Intergroup relations research has largely focused on relations between members of dominant groups and members of disadvantaged groups. The small body of work examining intraminority intergroup relations, or relations between members of different disadvantaged groups, reveals that salient experiences of ingroup discrimination promote positive relations between groups that share a dimension of identity (e.g., 2 different racial minority groups) and negative relations between groups that do not share a dimension of identity (e.g., a racial minority group and a sexual minority group). In the present work, we propose that shared experiences of discrimination between groups that do not share an identity dimension can be used as a lever to facilitate positive intraminority intergroup relations. Five experiments examining relations among 4 different disadvantaged groups supported this hypothesis. Both blatant (Experiments 1 and 3) and subtle (Experiments 2, 3, and 4) connections to shared experiences of discrimination, or inducing a similarity-seeking mindset in the context of discrimination faced by one’s ingroup (Experiment 5), increased support for policies benefiting the outgroup (Experiments 1, 2, and 4) and reduced intergroup bias (Experiments 3, 4, and 5). Taken together, these experiments provide converging evidence that highlighting shared experiences of discrimination can improve intergroup outcomes between stigmatized groups across dimensions of social identity. Implications of these findings for intraminority intergroup relations are discussed.
Article

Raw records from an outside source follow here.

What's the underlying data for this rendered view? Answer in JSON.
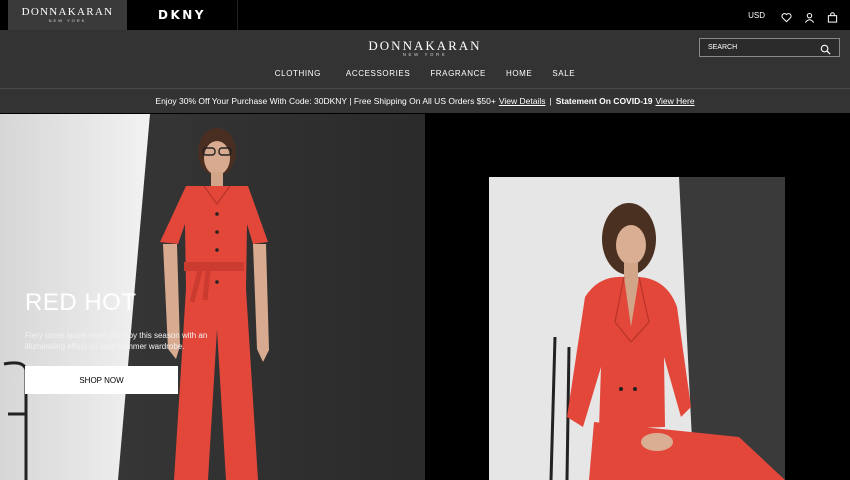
{
  "topbar": {
    "brand_primary": "DONNAKARAN",
    "brand_primary_sub": "NEW YORK",
    "brand_secondary": "DKNY",
    "currency": "USD",
    "icons": [
      "heart-icon",
      "user-icon",
      "bag-icon"
    ]
  },
  "header": {
    "logo": "DONNAKARAN",
    "logo_sub": "NEW YORK",
    "search_placeholder": "SEARCH",
    "nav": [
      "CLOTHING",
      "ACCESSORIES",
      "FRAGRANCE",
      "HOME",
      "SALE"
    ]
  },
  "promo": {
    "text1": "Enjoy 30% Off Your Purchase With Code: 30DKNY | Free Shipping On All US Orders $50+",
    "link1": "View Details",
    "separator": "|",
    "text2": "Statement On COVID-19",
    "link2": "View Here"
  },
  "hero": {
    "title": "RED HOT",
    "description": "Fiery tones spark more than joy this season with an illuminating effect on your summer wardrobe.",
    "cta": "SHOP NOW"
  },
  "colors": {
    "accent_red": "#e3473a",
    "header_bg": "#333333",
    "topbar_bg": "#000000"
  }
}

This article discusses how seemingly well-intended policies and interventions to reduce intergroup bias by emphasizing colorblindness through overarching commonalities between groups may, either unintentionally or strategically, inhibit efforts to address group-based inequities. First, we discuss the roots of bias in social categorization process, and how changing the way people think about group memberships from separate groups to members of the same group with shared identity improves intergroup attitudes. Second, we describe the subtle nature of contemporary biases, which can help obscure group-based inequities. Third, we explain how and why majority and minority groups may have different preferences for recategorization and consider the potential consequences of these different perspectives for recognizing and addressing disparity and discrimination. We conclude by considering the policy and structural implications of these processes for achieving more equitable societies, not only in principle but also in practice.